The commutator $[A,B]$ is proportional to $\mathbb{I}$ and therefore commutes with everything. So $$A-BAB=AB^2-BAB=[A,B]B=B[A,B]=BAB-B^2A=BAB-A$$ or $$A=BAB.$$ But then $$[A,B]=AB-BA=(BAB)B-BA=BA-BA=0.$$ Btw. from this it follows that the result generalizes to all commutators with $$[A,B]=f(B).$$

share|cite|improve this answer
OK, nice, +1 for you – Trimok Jan 5 '12 at 13:02
@Trimok: Also, I suggest that you change the name of the question to "An idempotent operator problem". There is not so much hermitian about it, except that the commutator smells like quantum mechanics. – NikolajK Jan 5 '12 at 13:20
Sorry, but what is the procedure to accept an answer? – Trimok Jan 5 '12 at 18:05
OK, found...... – Trimok Jan 5 '12 at 18:18
Was your question motivated by a Putnam or IMO problem? – NikolajK Jan 5 '12 at 18:21

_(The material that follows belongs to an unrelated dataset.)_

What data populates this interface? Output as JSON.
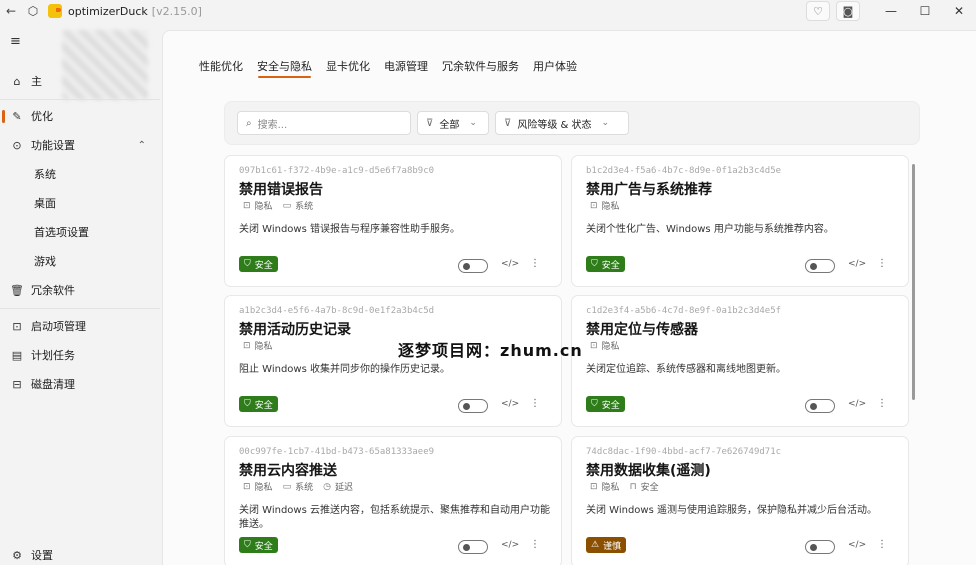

This is impossible. In fact, I will prove that if $A,B$ are operators in a real or complex algebra such that $B$ has finite multiplicative order ( that is, $B^{k} = I$ for some positive integer $k),$ then we can't have $AB -BA = cI$ for any non-zero scalar $c.$ For otherwise, an induction argument (due to Wielandt, and to be found in the link given in Jonas's comment) and which does not require any boundedness assumption, shows that we have $A(c^{-1}B)^{n} - (c^{-1}B)^{n}A = n(c^{-1}B)^{n-1}$ for every positive integer $n$. Taking $n =k$ yields a contradiction, since then the left side is $0,$ but the right side is non-zero.

An alternative approach is to note that if $AB - BA = I,$ then $B$ is not an algebraic element (when $B$ is Hermitian, this implies that the spectrum of $B$ must be infinite). By an algebraic operator, we mean an operator $T$ such that $f(T) =0$ for some monic polynomial $f(z) \in \mathbb{C}[z].$ Note that an algebraic operator has a unique minimum polyomial, that is a unique monic polynomial $p(z) \in \mathbb{C}[z]$ of least degree subject to $p(T) =0.$ For suppose that $B$ is algebraic, and let $q(z)$ be the minimum polynomial for $B,$ say of degree $r.$ Then $r >1$ since $AB \neq BA.$ Then we have $0 = Aq(B) - q(B)A = (r-1)B^{r-1} +$ (some linear combination of lower powers of $B$), so that $h(B) =0$ for some monic monic polynomial $h(z) \in \mathbb{C}[z]$ of degree $r-1,$ contrary to the fact that the minimum polynomial of $B$ has degree $r.$

share|cite|improve this answer
But A is not bounded, so the demonstration you made here does not work ??? – Trimok Jan 5 '12 at 12:51
It does work, but I have rewritten it in more generality in any case. – Geoff Robinson Jan 5 '12 at 17:02
Understood..., there is a clear contradiction for n=1 or n= 2, for instance. – Trimok Jan 5 '12 at 18:38
Sorry, but it seems impossible to put the flag "answer to the question" to several persons, which seems not very clever... – Trimok Jan 5 '12 at 18:46
Maybe it's an other question, but do you think the conclusion will be the same if B was bounded (but not a root of unity). – Trimok Jan 5 '12 at 19:07

Your Answer


By posting your answer, you agree to the privacy policy and terms of service.

Not the answer you're looking for? Browse other questions tagged or ask your own question.